Kathryn Schulz is an author who’s spent much of her writing career thinking about being wrong. Not being wrong herself, per se, but wrongness in general. This TED talk clip has made the rounds – even last week, a colleague at school showed it.I like the clip for many reasons: first, though she hides behind her mousy appearance, she is doing philosophy – and more important, injecting into common discussions a philosophical bent. What is a study of wrongness but really a study of epistemology – how do we know what we know?
Second, because she makes a crucial point: when we are wrong it feels, usually, like we are right. And, as I’ve written before on the Kruger-Dunning effect, this has led to a lot of underperforming organizations.
Third, because she advocates risk taking – something I think is not rewarded nearly enough in teaching. Important improvements in our field are not going to be achieved with an overly-conservative fear of failure.
But one of the reasons I can’t entirely subscribe to her views is that what begins as a careful examination of human fallibility turns into a “what-makes-us-human-is-our-mistakes” love-in. She seems to make the claim that serendipity is more valuable than accuracy or being right. And while I do believe that we are wrong more often than we are right, and that humility is central to building a better teaching profession, I think she goes too far in giving up a preference for rightness.
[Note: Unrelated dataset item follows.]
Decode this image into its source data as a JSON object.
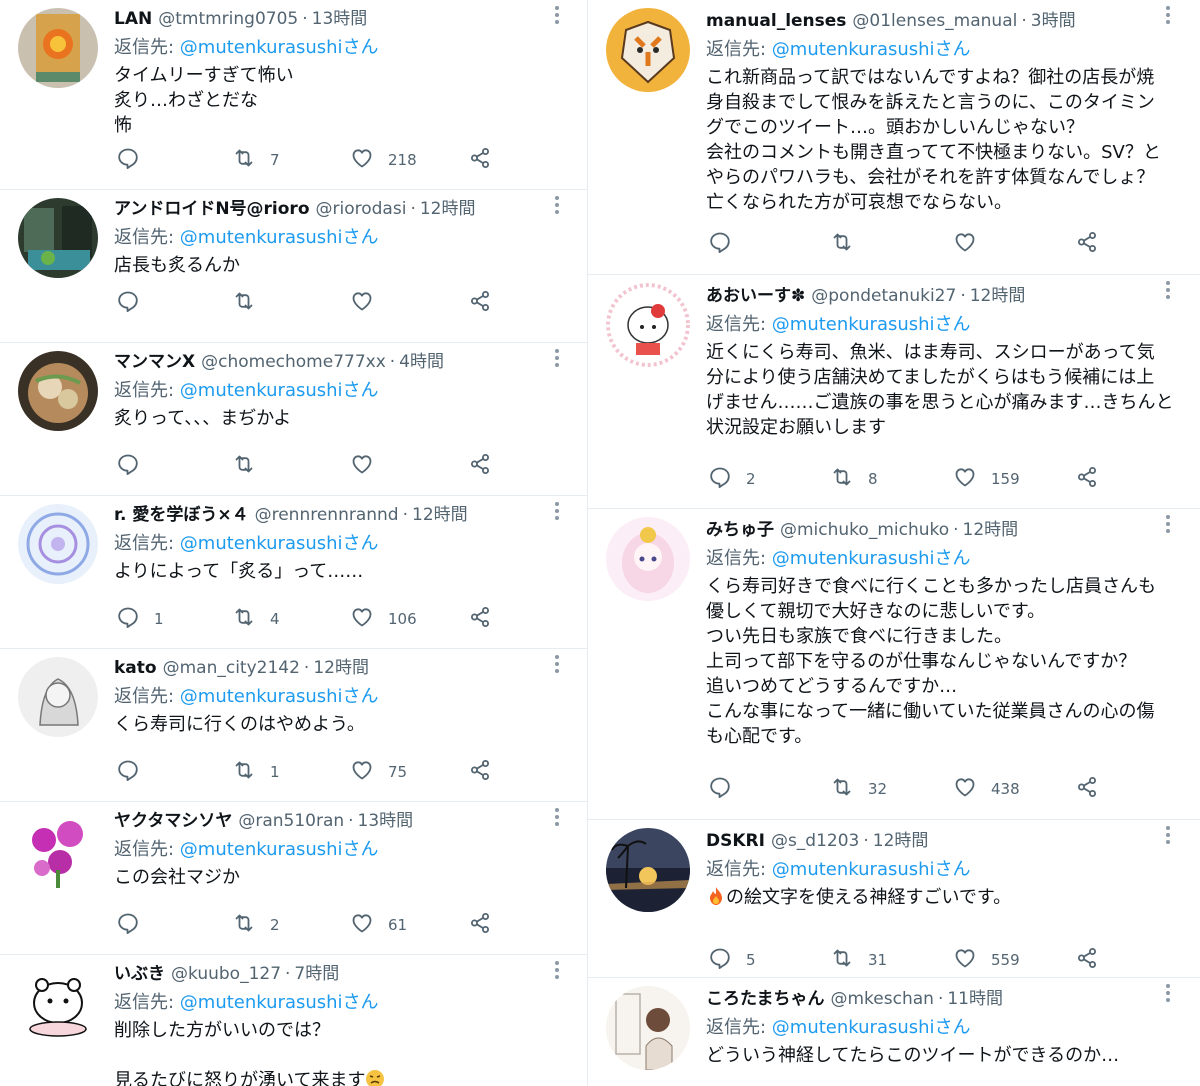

The universe is likely only one way: it’s our job to try to approach a better understanding of it. In teaching, it is crucial to building better schools. And while it’s certainly hard to know who is who, some people must be right and others wrong. I would rather we determined, more often than not, who the former are and ignore the latter.